. First there was an interview with Patrick Smith on AWN.
. Then Amid Amidi commented on Cartoon Brew.
. Then David Levy wrote an editorial on the ASIFA-East newsletter/site.
. Then I had a couple of comments on David‘s comments.
. Then Amid was back to comment on David,
. Stephen Worth had a lot to say on my blog.
. Mark Mayerson commented on his site.
. Amid posted a number of the emails sent to him and led to sites & blogs that commented.
- And he continues to post more and more input on the subject.
All that being said; I think there was a lot of good conversation on the subject. I was particularly taken by what Chris Robinson had to say on Cartoon Brew:
- This obsession animators have with getting a tv series drives me crazy. Why is it your goal to have a tv series? Who said animation has to have regular characters, actors, and narratives? Your mommy? I see how it influences and ruins so many short films we receive at the OIAF because these works have not one ounce of personality, they are projects made to try to appease the desires/wants/needs of what they think SOMEONE ELSE wants…they are not making art, they are seeking markets to fit into.
This is a very high-minded response to the entire question of pitching vs making an independent film, but it’s the heart of the matter.

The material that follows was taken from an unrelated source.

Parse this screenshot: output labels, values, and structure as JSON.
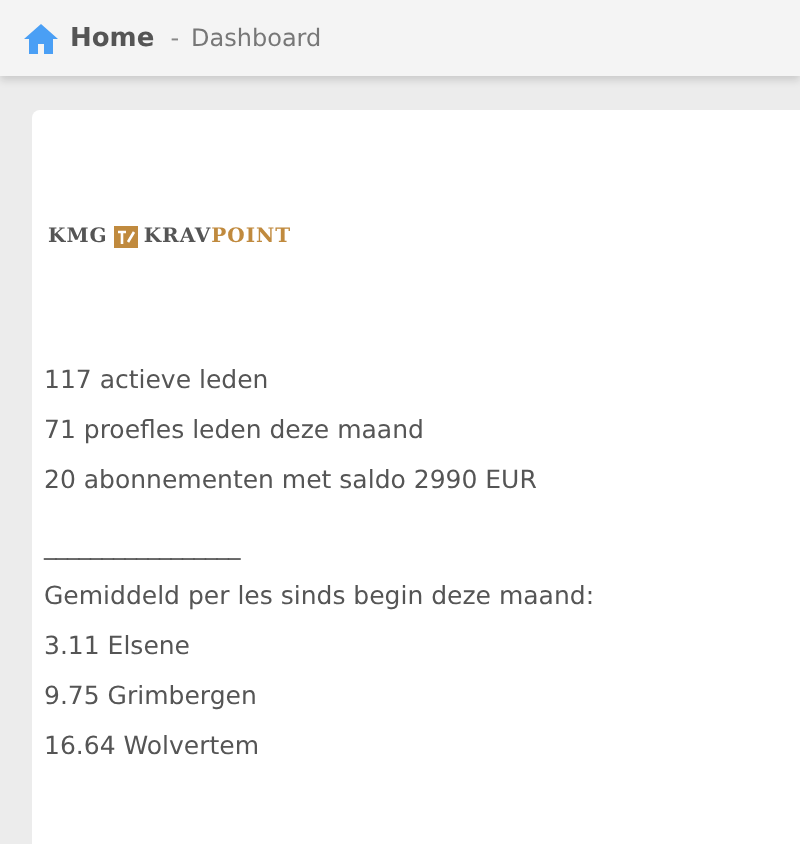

You’re doing one or the other, but not both. Series samples are just that – samples. They’re not EVER fully developed. The maxim goes that a series doesn’t develop fully until the 2nd or 3rd year. An Independent short is all there is. (Usually. I can only think of one example of a series growing out of a truly Independent short – Bob’s Birthday. (I’ve discounted the Christmas card from the South Park people.) The only example I can think of a pilot acting as a stand-alone film is The Chicken From Outer Space.)
In essence, I think, Chris Robinson is right: Art is Art (a high & mighty term for most animated films), and commerce is commerce.
– Today, at Noon, a series of current family films will show at the Museum of Modern Art. Admission is free on a first come first serve basis. They have one of these each month. There’s a particularly interesting screening coming Dec. 9th.
Josh Staub‘s cg film, The Mantis Parable, is among those featured today.
- Tomorrow, Sunday Oct.22nd at 2pm, the Museum of Modern Art will screen Nina Paley‘s short film, The Stork.